(Element data from apps and pages)
▬▬▬▬▬▬

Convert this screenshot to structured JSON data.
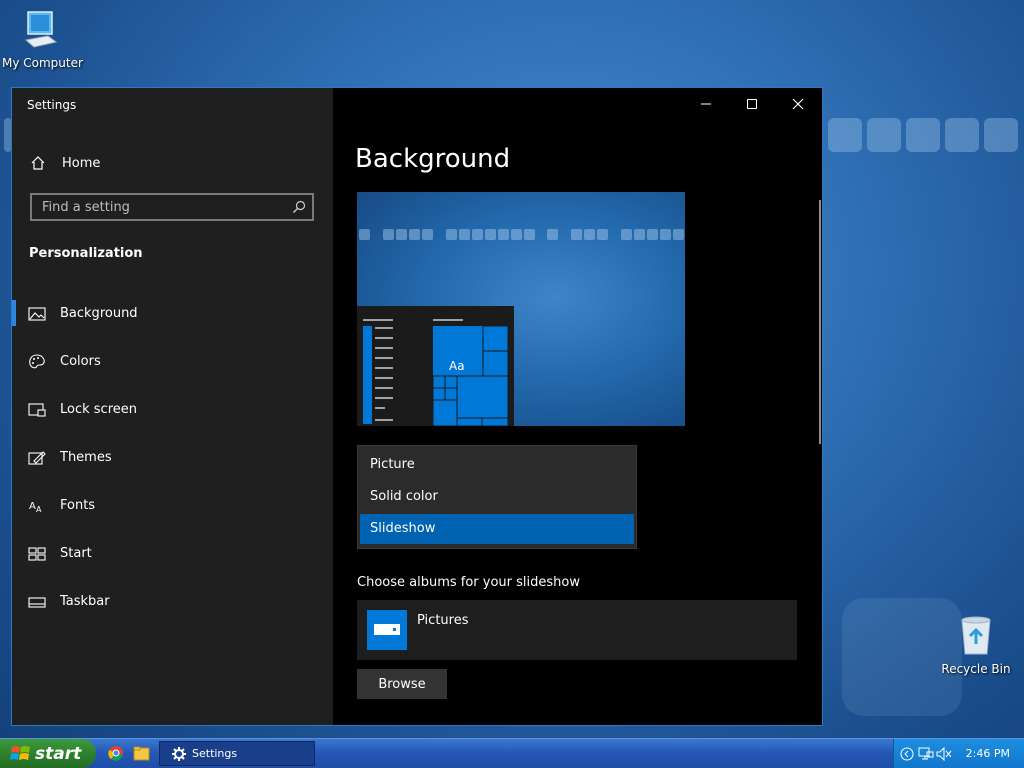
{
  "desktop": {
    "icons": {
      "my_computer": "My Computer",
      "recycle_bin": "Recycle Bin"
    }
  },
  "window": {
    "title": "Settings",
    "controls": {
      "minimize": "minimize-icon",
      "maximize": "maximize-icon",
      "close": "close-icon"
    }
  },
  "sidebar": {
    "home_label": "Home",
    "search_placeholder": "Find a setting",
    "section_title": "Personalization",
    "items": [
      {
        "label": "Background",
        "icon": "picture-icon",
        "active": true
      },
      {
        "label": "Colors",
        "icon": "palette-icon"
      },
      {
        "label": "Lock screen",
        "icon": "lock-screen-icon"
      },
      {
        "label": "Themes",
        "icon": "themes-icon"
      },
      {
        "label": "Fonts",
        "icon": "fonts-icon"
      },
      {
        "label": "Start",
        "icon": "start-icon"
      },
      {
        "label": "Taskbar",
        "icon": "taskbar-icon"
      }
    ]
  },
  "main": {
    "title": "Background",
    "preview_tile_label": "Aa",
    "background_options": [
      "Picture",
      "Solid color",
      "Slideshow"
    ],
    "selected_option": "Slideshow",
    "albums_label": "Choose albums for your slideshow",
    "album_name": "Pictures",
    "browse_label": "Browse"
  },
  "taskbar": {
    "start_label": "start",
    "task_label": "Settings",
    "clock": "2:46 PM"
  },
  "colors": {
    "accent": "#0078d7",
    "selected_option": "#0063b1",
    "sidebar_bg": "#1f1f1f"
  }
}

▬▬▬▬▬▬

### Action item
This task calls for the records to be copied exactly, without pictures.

### Answer space
Convert this screenshot to structured JSON data.
{
  "desktop": {
    "icons": {
      "my_computer": "My Computer",
      "recycle_bin": "Recycle Bin"
    }
  },
  "window": {
    "title": "Settings",
    "controls": {
      "minimize": "minimize-icon",
      "maximize": "maximize-icon",
      "close": "close-icon"
    }
  },
  "sidebar": {
    "home_label": "Home",
    "search_placeholder": "Find a setting",
    "section_title": "Personalization",
    "items": [
      {
        "label": "Background",
        "icon": "picture-icon",
        "active": true
      },
      {
        "label": "Colors",
        "icon": "palette-icon"
      },
      {
        "label": "Lock screen",
        "icon": "lock-screen-icon"
      },
      {
        "label": "Themes",
        "icon": "themes-icon"
      },
      {
        "label": "Fonts",
        "icon": "fonts-icon"
      },
      {
        "label": "Start",
        "icon": "start-icon"
      },
      {
        "label": "Taskbar",
        "icon": "taskbar-icon"
      }
    ]
  },
  "main": {
    "title": "Background",
    "preview_tile_label": "Aa",
    "background_options": [
      "Picture",
      "Solid color",
      "Slideshow"
    ],
    "selected_option": "Slideshow",
    "albums_label": "Choose albums for your slideshow",
    "album_name": "Pictures",
    "browse_label": "Browse"
  },
  "taskbar": {
    "start_label": "start",
    "task_label": "Settings",
    "clock": "2:46 PM"
  },
  "colors": {
    "accent": "#0078d7",
    "selected_option": "#0063b1",
    "sidebar_bg": "#1f1f1f"
  }
}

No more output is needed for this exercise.